"He came home that day and said 'I want to play trumpet,'" said Pam Borsage.

Pam and Theo Borsage say their son Jonathan knew he wanted to play trumpet since he was in fourth grade.

"We never asked him to practice," she said. "My neighbor one time said, 'can you ask him not to play 'til after 9?'"

Their son has come a long way since then, and traveled a great distance.

Credit: NCM

"He's done this at ceremonies all over Europe," said Theo Borsage.

Jonathan Borsage plays trumpet for the U.S. Army Band Europe and is normally stationed in Germany. 

Credit: NCM

On the 75th anniversary of D-Day Jonathan was in Normandy, France playing Taps at the ceremony seen across the U.S. and beyond.

His parents were able to watch on television and on Facebook.

"Very proud of him," said Pam. "He has a real God-given talent and he's using 

"You can tell he's so proud to wear the uniform," said Theo. "He puts a lot of effort in and he looks so good in it."

Credit: NCM

For Jonathan's dad, this day and this honor mean a great deal because he once served our country, too. 

"Looking back on it all the people who lost their lives.
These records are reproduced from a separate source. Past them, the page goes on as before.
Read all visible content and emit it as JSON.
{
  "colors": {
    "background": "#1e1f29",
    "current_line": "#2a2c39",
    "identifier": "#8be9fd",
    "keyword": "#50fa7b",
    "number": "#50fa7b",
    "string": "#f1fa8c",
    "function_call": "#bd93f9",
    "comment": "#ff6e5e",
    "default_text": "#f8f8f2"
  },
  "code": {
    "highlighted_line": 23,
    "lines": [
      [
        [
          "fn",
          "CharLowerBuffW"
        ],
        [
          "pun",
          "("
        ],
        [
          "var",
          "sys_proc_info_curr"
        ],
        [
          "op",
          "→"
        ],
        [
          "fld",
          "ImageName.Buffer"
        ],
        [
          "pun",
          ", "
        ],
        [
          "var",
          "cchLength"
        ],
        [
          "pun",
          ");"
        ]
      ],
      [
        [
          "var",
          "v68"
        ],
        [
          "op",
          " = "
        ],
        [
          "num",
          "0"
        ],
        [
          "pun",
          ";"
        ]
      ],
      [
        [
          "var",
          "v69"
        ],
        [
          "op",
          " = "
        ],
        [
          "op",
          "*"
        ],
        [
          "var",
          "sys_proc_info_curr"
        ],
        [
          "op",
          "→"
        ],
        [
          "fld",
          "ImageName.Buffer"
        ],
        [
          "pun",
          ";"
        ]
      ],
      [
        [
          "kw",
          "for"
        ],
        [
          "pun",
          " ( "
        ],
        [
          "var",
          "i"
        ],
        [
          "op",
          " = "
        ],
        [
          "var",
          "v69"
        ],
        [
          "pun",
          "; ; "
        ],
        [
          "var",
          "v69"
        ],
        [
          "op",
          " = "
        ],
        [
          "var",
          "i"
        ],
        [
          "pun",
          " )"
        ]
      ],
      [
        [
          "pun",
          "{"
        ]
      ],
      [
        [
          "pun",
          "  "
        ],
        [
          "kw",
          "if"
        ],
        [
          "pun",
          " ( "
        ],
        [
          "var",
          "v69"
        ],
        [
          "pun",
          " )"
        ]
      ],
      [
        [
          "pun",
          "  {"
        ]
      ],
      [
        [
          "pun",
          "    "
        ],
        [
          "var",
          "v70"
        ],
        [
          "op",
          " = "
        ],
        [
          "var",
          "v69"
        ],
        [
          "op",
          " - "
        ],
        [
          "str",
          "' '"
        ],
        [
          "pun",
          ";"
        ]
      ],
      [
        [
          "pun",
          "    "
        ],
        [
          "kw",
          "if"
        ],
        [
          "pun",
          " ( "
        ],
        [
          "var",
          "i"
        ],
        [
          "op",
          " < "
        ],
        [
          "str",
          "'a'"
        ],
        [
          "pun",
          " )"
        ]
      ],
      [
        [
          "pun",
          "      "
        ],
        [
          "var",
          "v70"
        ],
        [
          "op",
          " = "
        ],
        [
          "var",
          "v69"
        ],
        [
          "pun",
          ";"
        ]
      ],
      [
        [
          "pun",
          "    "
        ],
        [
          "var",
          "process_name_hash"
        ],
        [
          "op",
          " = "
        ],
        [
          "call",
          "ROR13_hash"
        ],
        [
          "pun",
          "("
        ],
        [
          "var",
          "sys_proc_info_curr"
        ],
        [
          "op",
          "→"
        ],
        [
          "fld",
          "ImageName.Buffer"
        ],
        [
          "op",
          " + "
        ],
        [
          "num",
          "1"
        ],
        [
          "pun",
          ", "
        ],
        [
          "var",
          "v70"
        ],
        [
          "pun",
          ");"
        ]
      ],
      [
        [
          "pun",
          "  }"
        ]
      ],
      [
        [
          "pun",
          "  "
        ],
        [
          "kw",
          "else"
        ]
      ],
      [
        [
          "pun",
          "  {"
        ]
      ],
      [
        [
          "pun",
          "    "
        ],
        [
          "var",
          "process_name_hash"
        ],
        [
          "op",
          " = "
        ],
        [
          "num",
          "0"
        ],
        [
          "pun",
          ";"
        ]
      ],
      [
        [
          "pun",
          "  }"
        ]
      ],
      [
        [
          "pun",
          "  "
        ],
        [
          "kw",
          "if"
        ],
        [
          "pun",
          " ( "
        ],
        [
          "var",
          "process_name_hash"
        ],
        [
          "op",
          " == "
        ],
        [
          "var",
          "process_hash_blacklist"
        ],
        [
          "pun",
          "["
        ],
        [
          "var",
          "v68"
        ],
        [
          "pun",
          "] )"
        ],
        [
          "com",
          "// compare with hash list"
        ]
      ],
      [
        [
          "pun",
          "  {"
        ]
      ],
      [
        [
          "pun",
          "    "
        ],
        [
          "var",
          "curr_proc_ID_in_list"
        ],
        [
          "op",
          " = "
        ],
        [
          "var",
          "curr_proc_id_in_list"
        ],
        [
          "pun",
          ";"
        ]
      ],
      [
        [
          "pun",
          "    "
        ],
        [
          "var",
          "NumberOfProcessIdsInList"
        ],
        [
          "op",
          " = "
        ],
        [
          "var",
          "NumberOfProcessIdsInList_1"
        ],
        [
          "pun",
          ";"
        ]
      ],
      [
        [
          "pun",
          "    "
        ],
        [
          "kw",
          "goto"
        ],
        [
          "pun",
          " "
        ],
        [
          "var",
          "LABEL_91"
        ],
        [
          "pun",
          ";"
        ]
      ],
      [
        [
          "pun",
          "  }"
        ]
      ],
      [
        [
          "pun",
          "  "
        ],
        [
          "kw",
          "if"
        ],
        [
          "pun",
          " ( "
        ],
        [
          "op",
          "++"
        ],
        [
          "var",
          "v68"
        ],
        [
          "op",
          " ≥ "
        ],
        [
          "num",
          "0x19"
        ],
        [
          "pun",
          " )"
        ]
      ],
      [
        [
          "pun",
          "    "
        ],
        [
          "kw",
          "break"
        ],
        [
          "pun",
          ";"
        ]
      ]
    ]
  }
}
It's a horrible thing yet it's an inspiring thing and that's why so many people wear the uniform with pride," he said. "We're tremendously proud parents."